Hat-tricks are rare in professional cycling. Before Mark Cavendish sprinted into the finish in the Turkish resort of Kemer on Wednesday afternoon to win for the third day in a row, it was 18 months since any professional cyclist had done anything similar. To pull off such a thing at the age of 35, after being within an ace of a tearful retirement a few months earlier, gave this a special twist.
The feat concluded a painful three-year comeback that now looks as remarkable in its way as any in cycling, coming as it does after the stellar success of Cavendish’s bumper years when he plucked stage wins and points prizes in Grand Tours by the hatload, and added a world road title to boot. There will now be speculation the Manxman should head for the Tour de France to tilt one last time at Eddy Merckx’s all-time stage victory record – he is four short of the Cannibal’s 34 – but at present a ride in the season-ending Tour of Spain looks more likely.
The sprint victory at Konya on Monday marked the end of four years in which Cavendish had struggled for form, sustained one fracture after another, illness, depression, and on occasion tensions with team management. “It’s irrelevant how many wins in a row, it’s just nice to win again,” he said. “At the beginning of the year all I wanted to do is win a race, and now I have done it three times.”
Cavendish’s nightmare began after an annus mirabilis in 2016, when he won four stages in the Tour de France and finally achieved two long-term goals when he wore the yellow jersey, and won a medal at the Rio Olympics. The following spring he was diagnosed with the Epstein-Barr virus and, having recovered enough to ride the Tour, he broke a shoulder in a terrifying sprint-finish crash.
By spring 2018 Cavendish was free of the virus, and he managed a stage win at the Dubai Tour, but he then endured a rapid-fire series of debilitating crashes, damaging his previously broken shoulder at the Abu Dhabi Tour, breaking a rib at Tirreno-Adriatico, then fracturing another a few days later after piling into a bollard at high speed in the Milan-San Remo Classic. He also suffered a relapse of the virus. The following year was marked by yet more pile-ups, and a dispute within the Dimension Data team over his non-selection for the Tour.

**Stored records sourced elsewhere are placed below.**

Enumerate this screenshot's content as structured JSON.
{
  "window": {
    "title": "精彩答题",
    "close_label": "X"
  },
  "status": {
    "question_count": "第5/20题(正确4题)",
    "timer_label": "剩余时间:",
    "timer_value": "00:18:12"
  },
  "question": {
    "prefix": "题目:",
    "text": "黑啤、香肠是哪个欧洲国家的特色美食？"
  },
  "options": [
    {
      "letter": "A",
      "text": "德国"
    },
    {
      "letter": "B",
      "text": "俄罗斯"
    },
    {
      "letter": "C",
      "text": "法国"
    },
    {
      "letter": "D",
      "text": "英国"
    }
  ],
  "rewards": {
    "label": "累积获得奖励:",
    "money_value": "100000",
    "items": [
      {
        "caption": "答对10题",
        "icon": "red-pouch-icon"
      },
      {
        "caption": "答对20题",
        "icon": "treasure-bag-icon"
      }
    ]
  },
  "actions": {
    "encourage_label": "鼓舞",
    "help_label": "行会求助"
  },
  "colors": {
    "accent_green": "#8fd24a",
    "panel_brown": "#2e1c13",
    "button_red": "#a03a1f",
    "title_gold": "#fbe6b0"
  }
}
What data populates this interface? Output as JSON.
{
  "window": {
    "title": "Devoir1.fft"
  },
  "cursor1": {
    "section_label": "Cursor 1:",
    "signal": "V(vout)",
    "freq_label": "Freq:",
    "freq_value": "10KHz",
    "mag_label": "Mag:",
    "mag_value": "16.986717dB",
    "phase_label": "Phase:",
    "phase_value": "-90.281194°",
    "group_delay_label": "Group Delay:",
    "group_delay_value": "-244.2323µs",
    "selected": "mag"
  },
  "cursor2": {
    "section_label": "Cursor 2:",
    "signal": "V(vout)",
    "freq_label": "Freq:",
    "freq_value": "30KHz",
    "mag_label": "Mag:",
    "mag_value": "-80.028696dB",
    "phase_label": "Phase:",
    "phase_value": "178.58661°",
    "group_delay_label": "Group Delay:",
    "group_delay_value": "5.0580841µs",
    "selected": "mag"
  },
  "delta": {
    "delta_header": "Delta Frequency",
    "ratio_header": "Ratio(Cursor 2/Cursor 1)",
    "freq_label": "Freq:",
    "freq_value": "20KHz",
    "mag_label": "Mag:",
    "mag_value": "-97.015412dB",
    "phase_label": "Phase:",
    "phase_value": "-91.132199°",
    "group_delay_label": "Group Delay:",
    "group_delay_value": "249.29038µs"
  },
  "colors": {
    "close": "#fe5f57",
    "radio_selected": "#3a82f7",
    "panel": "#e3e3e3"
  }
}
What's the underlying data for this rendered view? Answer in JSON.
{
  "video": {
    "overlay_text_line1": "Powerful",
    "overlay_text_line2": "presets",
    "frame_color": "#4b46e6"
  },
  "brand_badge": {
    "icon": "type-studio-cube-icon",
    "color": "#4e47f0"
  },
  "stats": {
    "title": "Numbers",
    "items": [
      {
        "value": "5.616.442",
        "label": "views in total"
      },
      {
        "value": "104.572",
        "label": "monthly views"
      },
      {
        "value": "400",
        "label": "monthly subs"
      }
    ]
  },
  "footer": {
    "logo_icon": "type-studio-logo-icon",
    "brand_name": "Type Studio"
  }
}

Last year Cavendish reunited with the coach of his formative years, Rod Ellingworth, at the Bahrain-McLaren team, but he struggled to find form and opportunities when the racing season was curtailed by the Covid-19 pandemic. He did not look at ease in the few finish sprints he tried to contest, and ended the autumn as a bit-part player in one-day Classics rescheduled from spring, figuring in doomed breakaways in what seemed to be repeated attempts merely to register his presence.
After one such race, Gent-Wevelgem, Cavendish suggested in a tearful interview that he might not be racing again, and when the season ended he appeared to be struggling to find a team.
He was thrown an unlikely, and late, lifeline by the most prolific winners in the sport, Deceuninck-Quickstep of Belgium, but only after he agreed to take a personal sponsor with him. There were upsides, however: his previous spell at the team from 2013-15 had netted him 44 wins, and Deceuninck are legendary for their ability to back a rider the instant he looks like a winner.
At the start of the season Cavendish said 2021 would not be about trying to win what he had previously, and that if anyone expected him to win six stages of the Tour de France that was “fairytale land”.
But he had a different look about him compared to 2020, twice coming second, at the GP José Samyn, and in a stage of the Coppi e Bartali, where he briefly led overall, the first time he had pulled on a race leader’s jersey in four years.
Last week he was close to a massive comeback victory at the Scheldeprijs race in Belgium; his third place came after more than 130km of fighting to get into the front group of 30 and then staying there. Scheldeprijs underlined what may be the next issue facing Cavendish and his team, however.
Deceuninck were unable to get their tactics right in the finish, although they had both the Manxman and the Irishman Sam Bennett – probably the fastest sprinter on the road today – in the select front group.
The conundrum the team now face is how to balance a resurgent Cavendish alongside the obvious needs of Bennett, who is five years younger, and last year won two stages at the Tour de France as well as the green points jersey.
But given the dark place that Cavendish has come from, it’s a dilemma he and his team manager Patrick Lefevere can face with relative equanimity.